Image by Gerd Altmann from Pixabay
The following are just some statistics that one should probably be aware of. In many areas the situation has improved significantly in recent years, but as can be seen from the following fairly recent statistics there is still much more to be achieved.
• 1 in 7 adults is functionally illiterate
• 63m children ages 6-11 years old were not attending school. (2016 figures)
• For under 17’s that increases to 263m children (1 in 5 children)
• 700m people live on less than $1.90 per day
• 2bn people on less than $2.50 per day
• 50% of those living in extreme poverty are children, 75% of whom live in Sub-Saharan Africa and Asia.
• 4m children under five die each year from preventable diseases like malaria, diarrhoea, and pneumonia, along with pre-term birth, birth asphyxia and trauma, and congenital anomalies remain the leading causes of these deaths. Nutrition-related factors contribute to about 45% of these deaths.
• 1m children suffer in sex trafficking
• Tobacco kills 7m people per year
• Heart disease kills around 18m people per year and cancer around 10m.
• Wars between 2000-2019 killed more than 1.4m people.
• Violence costs the world $8.3trn pa
• 20m people are refugees
• 600m people suffer from mental health issues. Though one could claim that birth issues, childhood and other life traumas affect all of us often quite severely and block us from our full potential.
• One third of the urban population is living in a slum
• 9% of the world’s total population still practices open defecation.
• 55% of rural populations lack the knowledge and resources to manage their own health by washing their hands with soap and water.
These are just a few indicators of where we are at.
Also consider the following spending patterns. These are 1998 figures, but help to illustrate the priorities in how we as a species choose to spend our money.
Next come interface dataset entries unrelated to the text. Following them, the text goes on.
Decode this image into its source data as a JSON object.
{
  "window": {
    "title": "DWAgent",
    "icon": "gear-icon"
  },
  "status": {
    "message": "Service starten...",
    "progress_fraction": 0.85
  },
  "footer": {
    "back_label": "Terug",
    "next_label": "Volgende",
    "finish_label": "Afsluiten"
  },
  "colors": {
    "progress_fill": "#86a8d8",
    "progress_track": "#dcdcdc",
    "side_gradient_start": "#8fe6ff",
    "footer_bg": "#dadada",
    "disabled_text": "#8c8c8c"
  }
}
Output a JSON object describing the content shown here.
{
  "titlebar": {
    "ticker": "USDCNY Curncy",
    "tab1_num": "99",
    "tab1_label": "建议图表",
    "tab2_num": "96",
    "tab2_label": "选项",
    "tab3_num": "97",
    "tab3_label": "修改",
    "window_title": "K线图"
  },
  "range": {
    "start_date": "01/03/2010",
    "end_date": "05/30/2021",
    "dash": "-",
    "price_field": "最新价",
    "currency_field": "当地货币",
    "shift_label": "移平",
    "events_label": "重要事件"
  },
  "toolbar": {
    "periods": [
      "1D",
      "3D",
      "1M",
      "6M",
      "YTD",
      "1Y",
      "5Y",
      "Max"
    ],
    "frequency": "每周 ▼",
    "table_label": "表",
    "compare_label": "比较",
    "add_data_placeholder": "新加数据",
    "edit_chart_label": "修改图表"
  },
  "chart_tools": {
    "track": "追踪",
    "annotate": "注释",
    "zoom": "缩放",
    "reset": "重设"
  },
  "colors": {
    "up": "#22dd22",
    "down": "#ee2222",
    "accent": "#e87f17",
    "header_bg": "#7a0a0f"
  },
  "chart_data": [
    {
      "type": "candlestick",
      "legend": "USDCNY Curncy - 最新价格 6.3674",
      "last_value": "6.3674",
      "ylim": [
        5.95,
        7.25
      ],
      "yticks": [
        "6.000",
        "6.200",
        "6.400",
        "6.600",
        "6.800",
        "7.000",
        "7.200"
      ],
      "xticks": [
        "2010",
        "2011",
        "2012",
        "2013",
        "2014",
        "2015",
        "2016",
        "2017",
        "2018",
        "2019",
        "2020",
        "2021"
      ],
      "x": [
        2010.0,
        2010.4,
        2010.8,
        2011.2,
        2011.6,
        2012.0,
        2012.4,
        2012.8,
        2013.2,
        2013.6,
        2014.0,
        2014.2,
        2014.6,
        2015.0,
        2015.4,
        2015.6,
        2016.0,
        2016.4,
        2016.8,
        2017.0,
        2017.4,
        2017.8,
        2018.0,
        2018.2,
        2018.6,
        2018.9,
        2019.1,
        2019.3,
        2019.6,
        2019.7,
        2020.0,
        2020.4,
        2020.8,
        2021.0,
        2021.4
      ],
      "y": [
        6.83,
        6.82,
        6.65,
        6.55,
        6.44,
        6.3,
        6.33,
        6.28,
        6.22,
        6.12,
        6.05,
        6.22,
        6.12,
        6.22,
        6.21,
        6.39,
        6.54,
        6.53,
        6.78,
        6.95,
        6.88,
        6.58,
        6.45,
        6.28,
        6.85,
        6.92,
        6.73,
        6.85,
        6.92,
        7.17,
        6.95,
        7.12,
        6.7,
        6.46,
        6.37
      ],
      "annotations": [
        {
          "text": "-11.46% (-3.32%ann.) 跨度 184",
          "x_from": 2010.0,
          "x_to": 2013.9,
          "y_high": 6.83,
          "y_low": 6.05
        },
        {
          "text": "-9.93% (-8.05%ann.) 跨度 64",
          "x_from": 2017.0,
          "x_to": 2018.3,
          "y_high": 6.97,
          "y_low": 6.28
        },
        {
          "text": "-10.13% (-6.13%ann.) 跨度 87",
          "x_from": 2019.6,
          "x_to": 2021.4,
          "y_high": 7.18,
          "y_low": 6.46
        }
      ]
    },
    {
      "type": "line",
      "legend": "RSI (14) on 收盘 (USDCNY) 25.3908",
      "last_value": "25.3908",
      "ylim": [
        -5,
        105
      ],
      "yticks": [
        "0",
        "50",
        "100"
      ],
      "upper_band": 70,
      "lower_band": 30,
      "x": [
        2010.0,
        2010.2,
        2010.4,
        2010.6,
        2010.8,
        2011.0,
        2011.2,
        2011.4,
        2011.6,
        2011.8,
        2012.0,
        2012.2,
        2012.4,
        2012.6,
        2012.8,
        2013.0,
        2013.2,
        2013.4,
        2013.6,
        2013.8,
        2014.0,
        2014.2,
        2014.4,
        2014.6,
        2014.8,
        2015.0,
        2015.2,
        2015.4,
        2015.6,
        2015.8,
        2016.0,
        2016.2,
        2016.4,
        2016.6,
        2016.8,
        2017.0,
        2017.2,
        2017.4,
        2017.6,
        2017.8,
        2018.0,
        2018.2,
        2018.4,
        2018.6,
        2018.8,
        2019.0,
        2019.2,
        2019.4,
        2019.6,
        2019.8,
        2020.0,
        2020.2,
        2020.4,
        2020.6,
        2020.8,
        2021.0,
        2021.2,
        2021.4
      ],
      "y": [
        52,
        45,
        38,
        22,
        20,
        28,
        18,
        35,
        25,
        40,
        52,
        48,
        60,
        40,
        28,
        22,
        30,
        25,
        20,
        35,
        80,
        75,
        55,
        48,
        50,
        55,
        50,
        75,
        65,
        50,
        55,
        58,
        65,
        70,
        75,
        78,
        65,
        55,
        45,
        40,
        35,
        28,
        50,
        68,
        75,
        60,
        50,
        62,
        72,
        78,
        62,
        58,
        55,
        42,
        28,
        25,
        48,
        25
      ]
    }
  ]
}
Then compare these with the spending estimates for :
It would appear that somehow we need to adjust our priorities.